Discolored toenails are not pretty. If you have discolored nails, you probably avoid sandals or bury your feet in the sand at the beach. Fortunately, there are ways you can get those feet sandal ready in no time.


Dark polishes. Dark nail polishes like red, brown or purple have pigments that can stain nails causing yellowing. Ways to avoid the yellowing include wiping off nail polish more often, such as every two weeks, as well as using acetone nail polish remover. Using a base coat prevents the nail polish from reaching the nail surface and staining it. Buffing nails in between nail polish applications can remove stains. Lemons are natural brighteners for the nail. Using pale hues like pink are great alternatives that are nonstaining and great for summer.
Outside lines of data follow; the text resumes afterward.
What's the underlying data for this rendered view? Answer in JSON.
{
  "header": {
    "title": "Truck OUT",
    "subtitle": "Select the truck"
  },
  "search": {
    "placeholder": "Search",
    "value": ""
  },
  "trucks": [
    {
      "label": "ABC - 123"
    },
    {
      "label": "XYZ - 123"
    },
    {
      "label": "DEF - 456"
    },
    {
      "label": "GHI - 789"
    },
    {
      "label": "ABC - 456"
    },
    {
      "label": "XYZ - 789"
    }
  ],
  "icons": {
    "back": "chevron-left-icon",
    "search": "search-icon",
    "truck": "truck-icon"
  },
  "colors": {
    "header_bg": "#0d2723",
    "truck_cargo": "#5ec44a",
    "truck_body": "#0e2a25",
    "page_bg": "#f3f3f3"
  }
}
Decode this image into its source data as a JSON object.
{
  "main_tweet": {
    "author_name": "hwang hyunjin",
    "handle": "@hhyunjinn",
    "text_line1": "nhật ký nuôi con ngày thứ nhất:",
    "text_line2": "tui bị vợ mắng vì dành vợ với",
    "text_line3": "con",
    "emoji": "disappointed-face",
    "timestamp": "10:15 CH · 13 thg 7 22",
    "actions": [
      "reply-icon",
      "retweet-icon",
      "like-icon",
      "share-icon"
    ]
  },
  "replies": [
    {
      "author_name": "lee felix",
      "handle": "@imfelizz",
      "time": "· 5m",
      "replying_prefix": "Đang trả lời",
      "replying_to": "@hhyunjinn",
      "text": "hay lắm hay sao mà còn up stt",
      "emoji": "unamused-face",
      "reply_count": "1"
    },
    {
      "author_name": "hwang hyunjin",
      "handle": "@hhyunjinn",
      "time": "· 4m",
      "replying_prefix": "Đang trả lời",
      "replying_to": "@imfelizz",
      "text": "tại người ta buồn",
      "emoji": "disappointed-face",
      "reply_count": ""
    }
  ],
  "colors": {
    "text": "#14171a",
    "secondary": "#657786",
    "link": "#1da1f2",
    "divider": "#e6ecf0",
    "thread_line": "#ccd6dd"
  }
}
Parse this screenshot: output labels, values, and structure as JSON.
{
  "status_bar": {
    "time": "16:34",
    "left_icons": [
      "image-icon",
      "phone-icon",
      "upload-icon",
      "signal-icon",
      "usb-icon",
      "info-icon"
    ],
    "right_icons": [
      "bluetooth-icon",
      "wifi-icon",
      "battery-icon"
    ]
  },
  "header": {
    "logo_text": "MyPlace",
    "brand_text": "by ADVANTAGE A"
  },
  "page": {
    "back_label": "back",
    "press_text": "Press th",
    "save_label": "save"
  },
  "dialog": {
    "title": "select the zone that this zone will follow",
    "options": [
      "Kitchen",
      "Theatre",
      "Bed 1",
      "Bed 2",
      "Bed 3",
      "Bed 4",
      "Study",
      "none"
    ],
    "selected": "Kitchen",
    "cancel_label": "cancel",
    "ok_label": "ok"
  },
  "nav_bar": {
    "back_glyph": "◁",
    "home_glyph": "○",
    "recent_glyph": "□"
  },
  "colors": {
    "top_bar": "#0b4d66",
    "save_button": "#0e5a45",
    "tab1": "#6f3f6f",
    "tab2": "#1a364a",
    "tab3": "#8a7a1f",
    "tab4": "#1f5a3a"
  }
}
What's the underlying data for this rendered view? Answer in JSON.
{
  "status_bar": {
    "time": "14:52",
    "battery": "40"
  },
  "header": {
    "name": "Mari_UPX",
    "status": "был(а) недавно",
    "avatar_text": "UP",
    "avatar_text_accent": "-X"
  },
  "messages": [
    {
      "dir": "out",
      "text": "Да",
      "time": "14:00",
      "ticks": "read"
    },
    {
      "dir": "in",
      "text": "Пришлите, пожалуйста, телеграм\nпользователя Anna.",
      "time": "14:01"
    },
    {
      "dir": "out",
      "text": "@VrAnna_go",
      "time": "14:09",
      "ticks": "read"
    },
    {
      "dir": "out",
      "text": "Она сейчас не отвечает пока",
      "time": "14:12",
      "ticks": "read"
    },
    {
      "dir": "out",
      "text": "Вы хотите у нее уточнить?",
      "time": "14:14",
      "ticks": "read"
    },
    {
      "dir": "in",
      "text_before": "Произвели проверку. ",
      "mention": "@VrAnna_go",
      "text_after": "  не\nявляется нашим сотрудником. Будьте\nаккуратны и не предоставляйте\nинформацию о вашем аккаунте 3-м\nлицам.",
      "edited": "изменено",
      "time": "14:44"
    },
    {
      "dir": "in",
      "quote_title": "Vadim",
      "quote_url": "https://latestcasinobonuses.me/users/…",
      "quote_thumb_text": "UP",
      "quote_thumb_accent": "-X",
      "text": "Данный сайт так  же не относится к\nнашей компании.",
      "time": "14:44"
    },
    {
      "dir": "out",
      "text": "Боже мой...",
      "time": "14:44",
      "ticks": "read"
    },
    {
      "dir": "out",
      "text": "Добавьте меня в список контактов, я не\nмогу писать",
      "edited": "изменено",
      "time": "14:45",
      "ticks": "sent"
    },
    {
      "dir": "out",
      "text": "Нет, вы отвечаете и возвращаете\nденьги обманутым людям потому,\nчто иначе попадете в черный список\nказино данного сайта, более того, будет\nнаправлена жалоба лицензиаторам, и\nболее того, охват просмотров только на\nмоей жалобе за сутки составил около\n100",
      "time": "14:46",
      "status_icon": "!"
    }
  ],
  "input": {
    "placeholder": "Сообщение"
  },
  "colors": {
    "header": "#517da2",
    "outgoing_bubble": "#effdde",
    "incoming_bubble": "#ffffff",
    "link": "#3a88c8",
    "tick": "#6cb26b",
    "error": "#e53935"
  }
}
Walking barefoot. Walking barefoot can cause problems for your nails. Fungal spores live and grow on surfaces, especially moist surfaces like bathroom or gym floors. These microorganisms can get in and around your nails and feet, causing fungus. They can infect the nail, resulting in discoloration, brittleness and sometimes thickening. It may also cause lifting of the nail as well as  pain.


It’s important to spot the changes in the nail as early as possible. Changes in the nail can be hard to spot but can gradually worsen over time, becoming very unsightly. If you have yellowing of the nail that does not go away after using nail polish remover or buffing, ask your podiatrist to recommend an antifungal nail treatment that is right for you. Pedicures are great for pampering feet but be advised, salons that do not properly sterilize and clean spa treatment areas and equipment put you at risk for getting infections. “Remember to dry in between toes thoroughly before putting on socks and shoes. Moisture creates an environment for fungus to live and grow,” says Klara Chrzuszcz, esthetician and owner of Klara Beauty Lab in New York City.  

Trimming toenails. Trim nails regularly, such as every six weeks, to avoid injury to nails. If nails are kept too long the tips of the nail can bump against the shoe. Over time, this causes damage to the nail, resulting in discoloration. There are tiny capillaries in the nail bed skin that lie directly beneath the nail. These tiny vessels may rupture, resulting in blackish discoloration of the nail. Over time, the nail may fall off.  By trimming nails every six weeks and wearing shoes that allow enough room for toes to wiggle, you can avoid this problem.


Seek medical advice. If you notice discoloration or other changes to your nails, consult your doctor. Sometimes, changes in the color, texture or shape of the nail can signal other health problems. If you are diabetic, immune-compromised or have poor circulation, do not try to address the problems yourself. See your podiatrist. I generally see my diabetic patients every three months for diabetic foot care. This way I can keep a check on their feet and treat any issues that may arise.


Dr. Jean Archer is a podiatrist and specialist in aesthetic medicine. She is the owner of  Eden Spa Foot Care in Richmond Hill, N.Y. She may be reached by email at